Despite the government declaration of further discussions, the Taliban in a statement said its delegation would be traveling to Afghanistan only to properly verify the identities of the prisoners up for release.
The U.S.-Taliban peace deal, signed in Doha last month, stipulated that a prisoner swap of up to 5,000 Taliban fighters and 1,000 members of the Afghan security forces was to occur by March 10, when formal negotiations between the Taliban and the Afghan government were set to begin.
But the Afghan government quickly came out in opposition to the timeline, and the deadline passed.
The prospect of talks between the Afghan government and the Taliban is complicated by disputed election results that fractured political power in Kabul. Both Afghan President Ashraf Ghani and his rival Abdullah Abdullah claimed victory and held parallel inaugurations despite weeks of diplomatic efforts to avoid the spectacle.
Frustrated by the lack of progress, the State Department vowed to cut $1 billion in aid to Afghanistan this week. Secretary of State Mike Pompeo announced the cut after holding discussions in Kabul with Ghani and Abdullah on a unity government.

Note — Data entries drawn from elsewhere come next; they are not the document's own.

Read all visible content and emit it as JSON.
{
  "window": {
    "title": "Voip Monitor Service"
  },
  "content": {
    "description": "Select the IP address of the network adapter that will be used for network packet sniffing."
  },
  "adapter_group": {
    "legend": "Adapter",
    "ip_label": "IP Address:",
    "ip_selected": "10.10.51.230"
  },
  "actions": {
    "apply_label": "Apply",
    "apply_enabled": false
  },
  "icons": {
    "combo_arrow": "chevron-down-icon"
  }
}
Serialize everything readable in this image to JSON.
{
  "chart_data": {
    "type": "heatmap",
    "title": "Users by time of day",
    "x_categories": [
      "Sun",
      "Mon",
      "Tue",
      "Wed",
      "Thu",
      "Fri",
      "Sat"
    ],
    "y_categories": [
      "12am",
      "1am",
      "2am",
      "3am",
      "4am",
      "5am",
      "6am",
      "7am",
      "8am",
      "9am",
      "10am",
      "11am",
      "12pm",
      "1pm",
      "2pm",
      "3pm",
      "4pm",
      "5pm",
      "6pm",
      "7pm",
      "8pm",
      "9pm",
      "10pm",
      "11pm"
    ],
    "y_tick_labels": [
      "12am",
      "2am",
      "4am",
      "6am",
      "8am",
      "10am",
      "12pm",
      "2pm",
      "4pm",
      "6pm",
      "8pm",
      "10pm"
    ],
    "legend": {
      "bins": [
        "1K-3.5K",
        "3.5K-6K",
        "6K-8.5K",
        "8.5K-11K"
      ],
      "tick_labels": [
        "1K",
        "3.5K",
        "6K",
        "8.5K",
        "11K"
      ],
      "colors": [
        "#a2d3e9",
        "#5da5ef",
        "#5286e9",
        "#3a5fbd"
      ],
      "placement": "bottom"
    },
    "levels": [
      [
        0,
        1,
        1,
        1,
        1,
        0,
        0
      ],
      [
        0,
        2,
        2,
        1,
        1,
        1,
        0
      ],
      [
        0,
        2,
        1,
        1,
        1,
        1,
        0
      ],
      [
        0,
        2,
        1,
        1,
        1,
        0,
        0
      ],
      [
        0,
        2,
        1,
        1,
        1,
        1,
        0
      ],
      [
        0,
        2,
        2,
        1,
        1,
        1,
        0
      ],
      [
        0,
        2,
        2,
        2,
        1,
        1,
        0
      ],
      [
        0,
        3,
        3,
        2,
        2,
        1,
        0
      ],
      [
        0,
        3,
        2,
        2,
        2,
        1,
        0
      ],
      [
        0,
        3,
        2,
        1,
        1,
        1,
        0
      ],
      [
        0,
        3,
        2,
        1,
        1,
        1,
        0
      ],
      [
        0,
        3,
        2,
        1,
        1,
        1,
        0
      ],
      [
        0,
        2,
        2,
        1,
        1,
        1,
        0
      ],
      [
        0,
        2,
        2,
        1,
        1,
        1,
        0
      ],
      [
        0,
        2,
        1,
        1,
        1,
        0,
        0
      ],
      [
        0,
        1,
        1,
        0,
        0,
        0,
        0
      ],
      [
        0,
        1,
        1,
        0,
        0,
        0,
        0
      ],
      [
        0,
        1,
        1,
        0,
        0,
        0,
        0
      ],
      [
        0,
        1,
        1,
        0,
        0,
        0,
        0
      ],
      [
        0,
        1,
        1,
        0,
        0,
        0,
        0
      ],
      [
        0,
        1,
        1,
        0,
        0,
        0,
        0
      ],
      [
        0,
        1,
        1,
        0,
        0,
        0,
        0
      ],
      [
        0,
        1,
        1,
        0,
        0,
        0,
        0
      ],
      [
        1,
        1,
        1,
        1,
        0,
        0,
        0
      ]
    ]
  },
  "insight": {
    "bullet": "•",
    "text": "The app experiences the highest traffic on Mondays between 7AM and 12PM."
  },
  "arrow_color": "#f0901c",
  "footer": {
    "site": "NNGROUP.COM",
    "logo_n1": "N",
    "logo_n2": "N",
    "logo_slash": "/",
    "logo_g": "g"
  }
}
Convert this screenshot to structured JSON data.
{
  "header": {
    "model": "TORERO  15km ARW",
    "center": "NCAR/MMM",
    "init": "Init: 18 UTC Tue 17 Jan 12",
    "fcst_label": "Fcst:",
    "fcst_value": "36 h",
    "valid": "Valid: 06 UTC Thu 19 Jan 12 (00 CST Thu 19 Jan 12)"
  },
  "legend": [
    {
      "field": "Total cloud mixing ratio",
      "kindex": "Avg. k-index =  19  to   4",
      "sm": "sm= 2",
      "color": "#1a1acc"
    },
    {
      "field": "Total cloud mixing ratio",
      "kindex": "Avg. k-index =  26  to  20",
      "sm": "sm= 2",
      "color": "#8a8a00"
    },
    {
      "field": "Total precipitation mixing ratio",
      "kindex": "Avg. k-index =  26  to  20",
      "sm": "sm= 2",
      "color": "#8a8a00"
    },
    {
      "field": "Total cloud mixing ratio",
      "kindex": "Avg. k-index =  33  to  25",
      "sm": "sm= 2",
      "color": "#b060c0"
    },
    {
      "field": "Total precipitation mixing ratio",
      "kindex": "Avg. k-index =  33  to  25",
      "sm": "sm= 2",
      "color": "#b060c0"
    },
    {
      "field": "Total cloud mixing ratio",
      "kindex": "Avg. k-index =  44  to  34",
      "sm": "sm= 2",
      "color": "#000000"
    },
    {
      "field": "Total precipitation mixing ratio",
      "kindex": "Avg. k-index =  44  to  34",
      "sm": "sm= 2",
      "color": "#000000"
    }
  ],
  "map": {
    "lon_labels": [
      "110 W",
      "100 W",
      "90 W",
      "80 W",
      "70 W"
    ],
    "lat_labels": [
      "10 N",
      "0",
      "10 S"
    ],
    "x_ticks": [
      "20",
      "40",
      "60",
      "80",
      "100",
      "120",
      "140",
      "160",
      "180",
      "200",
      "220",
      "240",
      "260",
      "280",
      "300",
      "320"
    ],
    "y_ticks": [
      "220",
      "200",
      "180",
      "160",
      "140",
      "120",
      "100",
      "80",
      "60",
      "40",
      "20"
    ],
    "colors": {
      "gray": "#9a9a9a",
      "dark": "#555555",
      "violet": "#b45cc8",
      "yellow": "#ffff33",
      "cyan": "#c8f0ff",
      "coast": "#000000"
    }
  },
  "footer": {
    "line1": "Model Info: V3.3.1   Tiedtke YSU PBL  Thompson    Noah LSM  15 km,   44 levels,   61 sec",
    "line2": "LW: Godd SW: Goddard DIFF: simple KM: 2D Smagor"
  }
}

Pompeo told reporters the "failure" of Afghanistan's leaders "harmed U.S.-Afghan relations and, sadly, dishonors those Afghan, Americans, and Coalition partners who have sacrificed their lives and treasure in the struggle to build a new future for this country." He added that the United States is "prepared to reduce by another $1 billion in 2021."
In public comments aired on Afghan television Thursday, Abdullah called for mediation from local leaders to settle the crisis. He also voiced support for the prisoner exchange and expressed his willingness to settle the dispute over the presidency.
"We are ready for talks and dialogue, and the continuation of crisis is in no one's interest and we are not in favor of its prolongation," he said.
A spokesman for Abdullah described his support for the process as "a gesture of goodwill."
Abdullah also addressed the cut in U.S. aid, describing it as a move that "without doubt will cause the country lots of problems." He added that the aid cut "by no means can be compensated."
Ghani had previously pledged that the aid cut "will not have direct impact on our key sectors, and we will make efforts to fill the gap through adopting austerity measures and by finding alternative sources," according to a statement released by his office.
But analysts have argued that it is not possible for the Afghan government to provide the same levels of services with $1 billion slashed from its budget.
The World Bank report on Afghanistan's dependence on foreign aid warned that if the international community implements dramatic cuts in aid, the country could be forced to make "very difficult trade-offs" between security spending and the "delivery of basic government functions." The report also warned such cuts would likely imperil public investments aimed at supporting economic growth and reducing poverty.